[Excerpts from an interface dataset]
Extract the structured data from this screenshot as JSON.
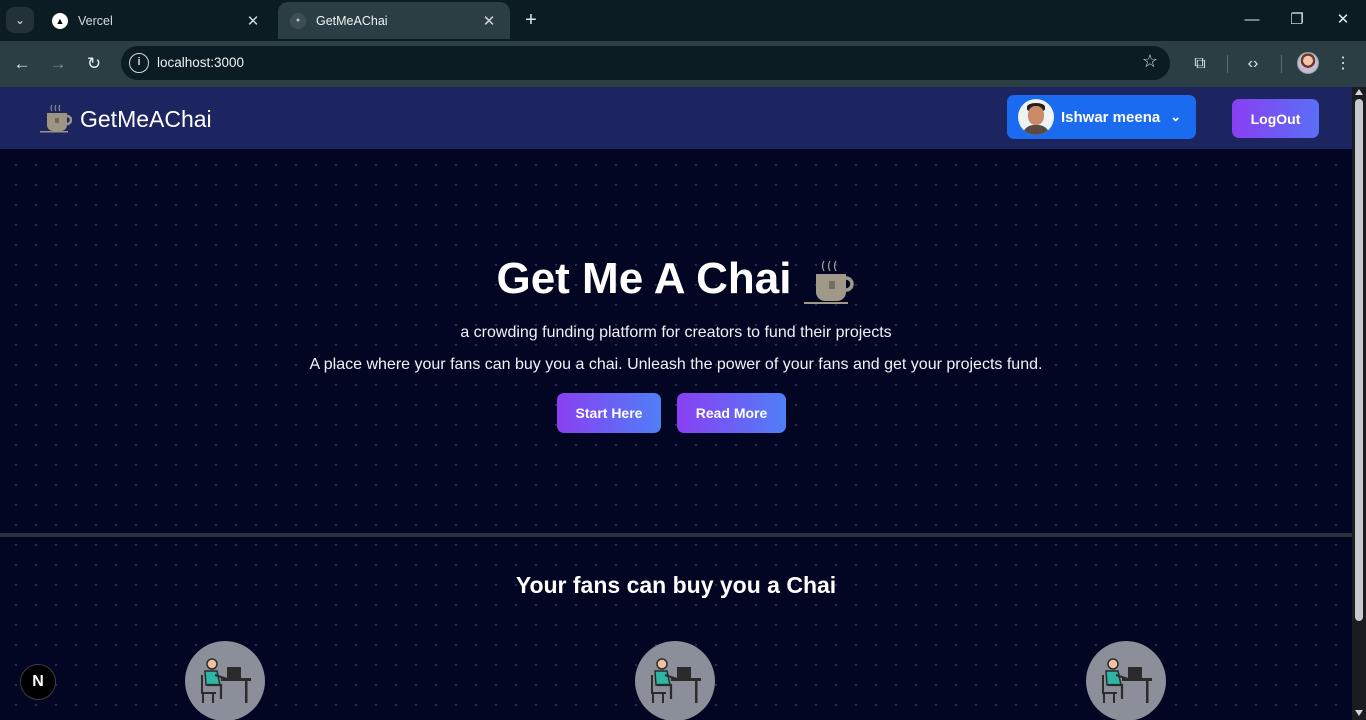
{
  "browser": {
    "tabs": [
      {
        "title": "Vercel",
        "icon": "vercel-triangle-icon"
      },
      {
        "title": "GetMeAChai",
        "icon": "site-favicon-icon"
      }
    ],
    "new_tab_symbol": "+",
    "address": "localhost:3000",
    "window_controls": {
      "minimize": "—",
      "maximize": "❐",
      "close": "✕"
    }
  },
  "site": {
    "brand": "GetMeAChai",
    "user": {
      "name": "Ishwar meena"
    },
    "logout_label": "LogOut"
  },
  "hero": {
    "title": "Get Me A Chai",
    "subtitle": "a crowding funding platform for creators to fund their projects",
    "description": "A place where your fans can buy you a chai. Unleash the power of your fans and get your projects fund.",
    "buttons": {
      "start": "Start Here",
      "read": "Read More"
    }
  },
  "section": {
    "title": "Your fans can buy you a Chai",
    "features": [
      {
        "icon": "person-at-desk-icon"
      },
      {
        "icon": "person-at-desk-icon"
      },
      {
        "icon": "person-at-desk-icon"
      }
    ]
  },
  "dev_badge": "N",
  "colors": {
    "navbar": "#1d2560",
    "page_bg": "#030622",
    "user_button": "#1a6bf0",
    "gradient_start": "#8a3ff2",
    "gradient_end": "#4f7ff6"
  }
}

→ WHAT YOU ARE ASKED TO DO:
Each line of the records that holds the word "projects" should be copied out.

→ EXERCISE ANSWER:
    "subtitle": "a crowding funding platform for creators to fund their projects",
    "description": "A place where your fans can buy you a chai. Unleash the power of your fans and get your projects fund.",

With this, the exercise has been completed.